### The task
Reproduce the entries exactly.

### Record set
=== Begin Enclosure ===
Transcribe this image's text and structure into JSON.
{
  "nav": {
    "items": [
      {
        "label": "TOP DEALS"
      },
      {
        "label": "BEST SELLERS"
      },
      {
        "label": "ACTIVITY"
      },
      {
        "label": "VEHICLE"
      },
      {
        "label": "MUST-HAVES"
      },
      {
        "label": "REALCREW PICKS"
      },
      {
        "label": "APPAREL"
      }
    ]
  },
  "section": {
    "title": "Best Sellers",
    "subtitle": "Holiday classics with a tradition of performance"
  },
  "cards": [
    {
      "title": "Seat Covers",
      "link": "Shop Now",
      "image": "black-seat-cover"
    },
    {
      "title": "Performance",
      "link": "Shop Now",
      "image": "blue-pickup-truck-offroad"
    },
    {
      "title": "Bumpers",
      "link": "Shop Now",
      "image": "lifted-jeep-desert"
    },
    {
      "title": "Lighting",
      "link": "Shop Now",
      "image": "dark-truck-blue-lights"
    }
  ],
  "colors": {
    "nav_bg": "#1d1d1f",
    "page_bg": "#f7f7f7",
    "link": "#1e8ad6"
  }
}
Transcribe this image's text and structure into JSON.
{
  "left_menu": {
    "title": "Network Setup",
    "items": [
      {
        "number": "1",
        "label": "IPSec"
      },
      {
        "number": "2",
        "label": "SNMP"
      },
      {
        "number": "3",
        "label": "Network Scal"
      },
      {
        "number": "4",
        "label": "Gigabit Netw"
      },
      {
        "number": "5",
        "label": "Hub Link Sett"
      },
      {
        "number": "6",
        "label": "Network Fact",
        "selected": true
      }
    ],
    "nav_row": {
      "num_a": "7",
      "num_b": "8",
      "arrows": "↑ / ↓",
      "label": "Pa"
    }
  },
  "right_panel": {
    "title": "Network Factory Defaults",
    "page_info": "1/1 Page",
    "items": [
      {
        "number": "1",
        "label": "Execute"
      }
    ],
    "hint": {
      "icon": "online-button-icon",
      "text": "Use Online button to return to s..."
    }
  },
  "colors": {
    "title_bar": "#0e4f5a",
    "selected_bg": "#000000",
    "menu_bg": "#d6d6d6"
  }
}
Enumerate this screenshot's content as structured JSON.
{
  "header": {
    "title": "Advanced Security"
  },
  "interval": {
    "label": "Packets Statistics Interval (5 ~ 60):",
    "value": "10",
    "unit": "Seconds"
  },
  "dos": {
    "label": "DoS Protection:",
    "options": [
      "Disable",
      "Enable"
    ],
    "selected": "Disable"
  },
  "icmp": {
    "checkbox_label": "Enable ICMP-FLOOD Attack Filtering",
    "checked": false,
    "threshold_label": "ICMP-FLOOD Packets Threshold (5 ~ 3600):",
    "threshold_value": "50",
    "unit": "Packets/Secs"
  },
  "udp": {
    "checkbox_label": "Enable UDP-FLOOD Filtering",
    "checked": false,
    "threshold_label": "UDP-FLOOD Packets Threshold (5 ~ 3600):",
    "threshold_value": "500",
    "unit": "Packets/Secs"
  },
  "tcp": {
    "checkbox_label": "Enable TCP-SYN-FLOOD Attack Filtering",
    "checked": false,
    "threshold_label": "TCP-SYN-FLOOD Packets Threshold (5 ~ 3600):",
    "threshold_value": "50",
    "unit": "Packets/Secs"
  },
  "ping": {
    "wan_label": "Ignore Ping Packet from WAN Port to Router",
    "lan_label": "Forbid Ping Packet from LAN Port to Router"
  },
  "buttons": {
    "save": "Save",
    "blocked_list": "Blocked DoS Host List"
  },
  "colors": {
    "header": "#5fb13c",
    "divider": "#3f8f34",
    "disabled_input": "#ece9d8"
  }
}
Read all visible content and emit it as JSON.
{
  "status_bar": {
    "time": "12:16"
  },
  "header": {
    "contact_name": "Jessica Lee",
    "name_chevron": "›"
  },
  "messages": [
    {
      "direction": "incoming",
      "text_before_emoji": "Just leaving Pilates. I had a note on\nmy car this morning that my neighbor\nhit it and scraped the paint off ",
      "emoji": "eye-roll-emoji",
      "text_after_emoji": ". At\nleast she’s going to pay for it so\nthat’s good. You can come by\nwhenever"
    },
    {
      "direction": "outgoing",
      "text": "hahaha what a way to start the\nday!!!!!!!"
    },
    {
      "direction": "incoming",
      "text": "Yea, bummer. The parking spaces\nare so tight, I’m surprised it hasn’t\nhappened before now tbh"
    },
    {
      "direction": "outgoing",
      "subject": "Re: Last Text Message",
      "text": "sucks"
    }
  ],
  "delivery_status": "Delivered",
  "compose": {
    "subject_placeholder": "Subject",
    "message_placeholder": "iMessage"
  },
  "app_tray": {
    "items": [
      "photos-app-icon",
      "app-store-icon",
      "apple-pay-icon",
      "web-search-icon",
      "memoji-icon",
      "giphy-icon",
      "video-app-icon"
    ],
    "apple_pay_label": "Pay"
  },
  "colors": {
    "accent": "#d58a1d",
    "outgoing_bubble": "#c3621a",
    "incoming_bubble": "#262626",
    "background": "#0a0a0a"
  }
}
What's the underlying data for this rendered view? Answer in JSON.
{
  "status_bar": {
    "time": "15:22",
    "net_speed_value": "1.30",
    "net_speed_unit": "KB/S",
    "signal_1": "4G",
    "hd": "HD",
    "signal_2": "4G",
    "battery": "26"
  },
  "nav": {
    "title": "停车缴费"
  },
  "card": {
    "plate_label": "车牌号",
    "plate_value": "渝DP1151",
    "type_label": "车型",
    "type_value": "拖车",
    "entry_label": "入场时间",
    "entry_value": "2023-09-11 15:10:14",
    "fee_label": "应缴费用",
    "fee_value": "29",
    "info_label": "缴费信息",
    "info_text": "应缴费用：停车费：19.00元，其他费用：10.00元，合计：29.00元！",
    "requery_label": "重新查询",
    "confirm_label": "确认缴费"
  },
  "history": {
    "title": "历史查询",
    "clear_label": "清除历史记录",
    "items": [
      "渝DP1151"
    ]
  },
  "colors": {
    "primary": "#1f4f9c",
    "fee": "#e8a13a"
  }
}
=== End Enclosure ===
### Written response
Transcribe this image's text and structure into JSON.
{
  "nav": {
    "items": [
      {
        "label": "TOP DEALS"
      },
      {
        "label": "BEST SELLERS"
      },
      {
        "label": "ACTIVITY"
      },
      {
        "label": "VEHICLE"
      },
      {
        "label": "MUST-HAVES"
      },
      {
        "label": "REALCREW PICKS"
      },
      {
        "label": "APPAREL"
      }
    ]
  },
  "section": {
    "title": "Best Sellers",
    "subtitle": "Holiday classics with a tradition of performance"
  },
  "cards": [
    {
      "title": "Seat Covers",
      "link": "Shop Now",
      "image": "black-seat-cover"
    },
    {
      "title": "Performance",
      "link": "Shop Now",
      "image": "blue-pickup-truck-offroad"
    },
    {
      "title": "Bumpers",
      "link": "Shop Now",
      "image": "lifted-jeep-desert"
    },
    {
      "title": "Lighting",
      "link": "Shop Now",
      "image": "dark-truck-blue-lights"
    }
  ],
  "colors": {
    "nav_bg": "#1d1d1f",
    "page_bg": "#f7f7f7",
    "link": "#1e8ad6"
  }
}
Transcribe this image's text and structure into JSON.
{
  "left_menu": {
    "title": "Network Setup",
    "items": [
      {
        "number": "1",
        "label": "IPSec"
      },
      {
        "number": "2",
        "label": "SNMP"
      },
      {
        "number": "3",
        "label": "Network Scal"
      },
      {
        "number": "4",
        "label": "Gigabit Netw"
      },
      {
        "number": "5",
        "label": "Hub Link Sett"
      },
      {
        "number": "6",
        "label": "Network Fact",
        "selected": true
      }
    ],
    "nav_row": {
      "num_a": "7",
      "num_b": "8",
      "arrows": "↑ / ↓",
      "label": "Pa"
    }
  },
  "right_panel": {
    "title": "Network Factory Defaults",
    "page_info": "1/1 Page",
    "items": [
      {
        "number": "1",
        "label": "Execute"
      }
    ],
    "hint": {
      "icon": "online-button-icon",
      "text": "Use Online button to return to s..."
    }
  },
  "colors": {
    "title_bar": "#0e4f5a",
    "selected_bg": "#000000",
    "menu_bg": "#d6d6d6"
  }
}
Enumerate this screenshot's content as structured JSON.
{
  "header": {
    "title": "Advanced Security"
  },
  "interval": {
    "label": "Packets Statistics Interval (5 ~ 60):",
    "value": "10",
    "unit": "Seconds"
  },
  "dos": {
    "label": "DoS Protection:",
    "options": [
      "Disable",
      "Enable"
    ],
    "selected": "Disable"
  },
  "icmp": {
    "checkbox_label": "Enable ICMP-FLOOD Attack Filtering",
    "checked": false,
    "threshold_label": "ICMP-FLOOD Packets Threshold (5 ~ 3600):",
    "threshold_value": "50",
    "unit": "Packets/Secs"
  },
  "udp": {
    "checkbox_label": "Enable UDP-FLOOD Filtering",
    "checked": false,
    "threshold_label": "UDP-FLOOD Packets Threshold (5 ~ 3600):",
    "threshold_value": "500",
    "unit": "Packets/Secs"
  },
  "tcp": {
    "checkbox_label": "Enable TCP-SYN-FLOOD Attack Filtering",
    "checked": false,
    "threshold_label": "TCP-SYN-FLOOD Packets Threshold (5 ~ 3600):",
    "threshold_value": "50",
    "unit": "Packets/Secs"
  },
  "ping": {
    "wan_label": "Ignore Ping Packet from WAN Port to Router",
    "lan_label": "Forbid Ping Packet from LAN Port to Router"
  },
  "buttons": {
    "save": "Save",
    "blocked_list": "Blocked DoS Host List"
  },
  "colors": {
    "header": "#5fb13c",
    "divider": "#3f8f34",
    "disabled_input": "#ece9d8"
  }
}
Read all visible content and emit it as JSON.
{
  "status_bar": {
    "time": "12:16"
  },
  "header": {
    "contact_name": "Jessica Lee",
    "name_chevron": "›"
  },
  "messages": [
    {
      "direction": "incoming",
      "text_before_emoji": "Just leaving Pilates. I had a note on\nmy car this morning that my neighbor\nhit it and scraped the paint off ",
      "emoji": "eye-roll-emoji",
      "text_after_emoji": ". At\nleast she’s going to pay for it so\nthat’s good. You can come by\nwhenever"
    },
    {
      "direction": "outgoing",
      "text": "hahaha what a way to start the\nday!!!!!!!"
    },
    {
      "direction": "incoming",
      "text": "Yea, bummer. The parking spaces\nare so tight, I’m surprised it hasn’t\nhappened before now tbh"
    },
    {
      "direction": "outgoing",
      "subject": "Re: Last Text Message",
      "text": "sucks"
    }
  ],
  "delivery_status": "Delivered",
  "compose": {
    "subject_placeholder": "Subject",
    "message_placeholder": "iMessage"
  },
  "app_tray": {
    "items": [
      "photos-app-icon",
      "app-store-icon",
      "apple-pay-icon",
      "web-search-icon",
      "memoji-icon",
      "giphy-icon",
      "video-app-icon"
    ],
    "apple_pay_label": "Pay"
  },
  "colors": {
    "accent": "#d58a1d",
    "outgoing_bubble": "#c3621a",
    "incoming_bubble": "#262626",
    "background": "#0a0a0a"
  }
}
What's the underlying data for this rendered view? Answer in JSON.
{
  "status_bar": {
    "time": "15:22",
    "net_speed_value": "1.30",
    "net_speed_unit": "KB/S",
    "signal_1": "4G",
    "hd": "HD",
    "signal_2": "4G",
    "battery": "26"
  },
  "nav": {
    "title": "停车缴费"
  },
  "card": {
    "plate_label": "车牌号",
    "plate_value": "渝DP1151",
    "type_label": "车型",
    "type_value": "拖车",
    "entry_label": "入场时间",
    "entry_value": "2023-09-11 15:10:14",
    "fee_label": "应缴费用",
    "fee_value": "29",
    "info_label": "缴费信息",
    "info_text": "应缴费用：停车费：19.00元，其他费用：10.00元，合计：29.00元！",
    "requery_label": "重新查询",
    "confirm_label": "确认缴费"
  },
  "history": {
    "title": "历史查询",
    "clear_label": "清除历史记录",
    "items": [
      "渝DP1151"
    ]
  },
  "colors": {
    "primary": "#1f4f9c",
    "fee": "#e8a13a"
  }
}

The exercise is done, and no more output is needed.